In the bedroom, another wall became a focal point, this time with a solid, matte-black treatment. Memory diverges here; while La Prade claims she was all in for the impenetrable varnish from the start, Hilal recalls her dubiousness. “She worried that it would make the room too dark and suggested gray instead,” he says. “At that point, I just told her to trust me.”
A bejeweled bull’s skull by Vanessa Mooney is a glimmering moment on an otherwise lusterless surface. Even the CB2 four-poster bed, chosen for its black powder-coated iron frame, seems to disappear into the wall’s powerful pigment. With another set of full-height windows in the space, La Prade’s alleged concern about a rayless room, though understandable, was always a non-issue. But just to (literally and figuratively) lighten the mood, Hilal installed a pair of mirrored Hollywood Regency-style nightstands and a charming Dalmatian-print armchair, found on One Kings Lane.

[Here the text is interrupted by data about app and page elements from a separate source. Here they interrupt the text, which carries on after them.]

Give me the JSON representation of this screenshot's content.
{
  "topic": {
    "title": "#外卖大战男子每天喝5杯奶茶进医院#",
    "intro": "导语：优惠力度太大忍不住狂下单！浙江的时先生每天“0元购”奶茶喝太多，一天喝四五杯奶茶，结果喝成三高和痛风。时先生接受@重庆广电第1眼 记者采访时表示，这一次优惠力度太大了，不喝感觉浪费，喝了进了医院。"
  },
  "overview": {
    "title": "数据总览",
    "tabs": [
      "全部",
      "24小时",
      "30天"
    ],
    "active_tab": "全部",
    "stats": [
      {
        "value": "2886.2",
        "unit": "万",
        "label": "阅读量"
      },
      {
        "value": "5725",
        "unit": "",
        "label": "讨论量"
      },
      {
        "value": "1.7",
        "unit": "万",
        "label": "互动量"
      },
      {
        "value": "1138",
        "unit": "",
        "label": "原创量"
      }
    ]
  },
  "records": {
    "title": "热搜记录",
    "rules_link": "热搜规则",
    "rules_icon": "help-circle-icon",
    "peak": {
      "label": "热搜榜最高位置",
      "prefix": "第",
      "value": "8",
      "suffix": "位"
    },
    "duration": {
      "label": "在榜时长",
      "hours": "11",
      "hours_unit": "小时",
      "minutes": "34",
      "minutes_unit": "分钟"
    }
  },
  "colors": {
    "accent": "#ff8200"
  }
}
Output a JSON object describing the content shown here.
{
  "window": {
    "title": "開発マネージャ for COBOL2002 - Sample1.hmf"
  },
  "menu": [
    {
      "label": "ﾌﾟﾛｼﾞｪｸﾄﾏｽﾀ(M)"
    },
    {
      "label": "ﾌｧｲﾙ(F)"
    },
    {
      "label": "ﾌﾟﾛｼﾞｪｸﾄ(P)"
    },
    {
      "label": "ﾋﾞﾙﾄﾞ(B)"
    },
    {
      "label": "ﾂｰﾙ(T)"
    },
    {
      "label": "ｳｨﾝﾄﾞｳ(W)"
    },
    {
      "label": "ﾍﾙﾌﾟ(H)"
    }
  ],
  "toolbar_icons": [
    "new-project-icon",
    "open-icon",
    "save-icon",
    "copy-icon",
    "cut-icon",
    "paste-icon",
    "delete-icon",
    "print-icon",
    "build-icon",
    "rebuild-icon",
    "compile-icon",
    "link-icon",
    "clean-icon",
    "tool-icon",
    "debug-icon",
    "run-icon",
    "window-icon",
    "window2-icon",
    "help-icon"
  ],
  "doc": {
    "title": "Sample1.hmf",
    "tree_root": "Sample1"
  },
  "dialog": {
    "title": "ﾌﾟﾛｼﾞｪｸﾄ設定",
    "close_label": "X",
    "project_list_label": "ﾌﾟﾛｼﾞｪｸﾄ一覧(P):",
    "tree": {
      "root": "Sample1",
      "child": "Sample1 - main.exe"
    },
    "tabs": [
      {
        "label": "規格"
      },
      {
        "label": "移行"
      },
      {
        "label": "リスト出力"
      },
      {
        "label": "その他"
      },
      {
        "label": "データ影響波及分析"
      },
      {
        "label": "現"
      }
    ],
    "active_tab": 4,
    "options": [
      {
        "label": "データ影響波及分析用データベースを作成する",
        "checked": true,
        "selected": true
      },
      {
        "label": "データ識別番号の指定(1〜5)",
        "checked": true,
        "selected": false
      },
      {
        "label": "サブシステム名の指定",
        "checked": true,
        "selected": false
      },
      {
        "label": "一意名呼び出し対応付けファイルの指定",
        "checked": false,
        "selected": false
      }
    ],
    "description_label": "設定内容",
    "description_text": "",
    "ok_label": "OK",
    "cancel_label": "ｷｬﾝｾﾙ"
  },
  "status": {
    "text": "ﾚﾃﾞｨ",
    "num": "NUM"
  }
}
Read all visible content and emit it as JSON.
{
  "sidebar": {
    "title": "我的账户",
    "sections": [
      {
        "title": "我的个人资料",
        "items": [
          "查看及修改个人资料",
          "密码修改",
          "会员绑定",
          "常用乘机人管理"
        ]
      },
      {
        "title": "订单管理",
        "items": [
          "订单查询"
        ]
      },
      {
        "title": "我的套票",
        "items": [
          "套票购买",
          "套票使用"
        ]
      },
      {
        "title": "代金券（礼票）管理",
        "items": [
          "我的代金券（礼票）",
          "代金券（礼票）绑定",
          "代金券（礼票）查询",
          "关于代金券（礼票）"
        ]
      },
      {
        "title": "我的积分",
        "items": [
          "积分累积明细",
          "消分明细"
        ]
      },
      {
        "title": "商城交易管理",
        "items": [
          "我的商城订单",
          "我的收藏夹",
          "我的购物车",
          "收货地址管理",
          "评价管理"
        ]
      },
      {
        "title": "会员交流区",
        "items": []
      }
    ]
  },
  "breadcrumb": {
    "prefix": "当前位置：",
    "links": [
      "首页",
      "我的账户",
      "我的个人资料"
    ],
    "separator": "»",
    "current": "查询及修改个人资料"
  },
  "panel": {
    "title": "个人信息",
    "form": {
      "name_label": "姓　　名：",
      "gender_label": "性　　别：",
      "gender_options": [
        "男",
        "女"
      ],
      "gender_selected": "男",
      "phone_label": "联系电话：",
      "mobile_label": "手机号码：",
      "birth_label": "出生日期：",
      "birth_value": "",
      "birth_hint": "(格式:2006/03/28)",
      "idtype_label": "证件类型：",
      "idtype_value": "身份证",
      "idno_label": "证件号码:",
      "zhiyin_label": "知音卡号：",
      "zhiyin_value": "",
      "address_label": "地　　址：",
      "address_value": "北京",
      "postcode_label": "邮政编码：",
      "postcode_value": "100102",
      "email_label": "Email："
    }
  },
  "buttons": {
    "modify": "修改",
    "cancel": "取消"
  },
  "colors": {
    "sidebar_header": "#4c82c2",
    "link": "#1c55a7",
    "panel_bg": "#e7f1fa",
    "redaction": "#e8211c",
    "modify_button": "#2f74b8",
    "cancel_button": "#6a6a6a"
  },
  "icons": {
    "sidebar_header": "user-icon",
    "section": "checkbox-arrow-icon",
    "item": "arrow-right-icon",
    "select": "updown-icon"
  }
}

Despite her apartment’s glamorous design, La Prade confesses that other than her mother, not one visitor has had the opportunity to behold the beautiful space. Cooking is not in her repertoire; in fact, her kitchen cupboards store a collection of Nike sneakers, and she uses the clear-acrylic dining table, flanked by Restoration Hardware black-leather riveted chairs, as a place to spread out her textbooks and study. “You must think I’m the most boring person alive,” she says, chagrined, not realizing that dreaming up such a cosmopolitan dwelling fundamentally requires a level of taste and imagination that seems native to only the most nonboring people alive.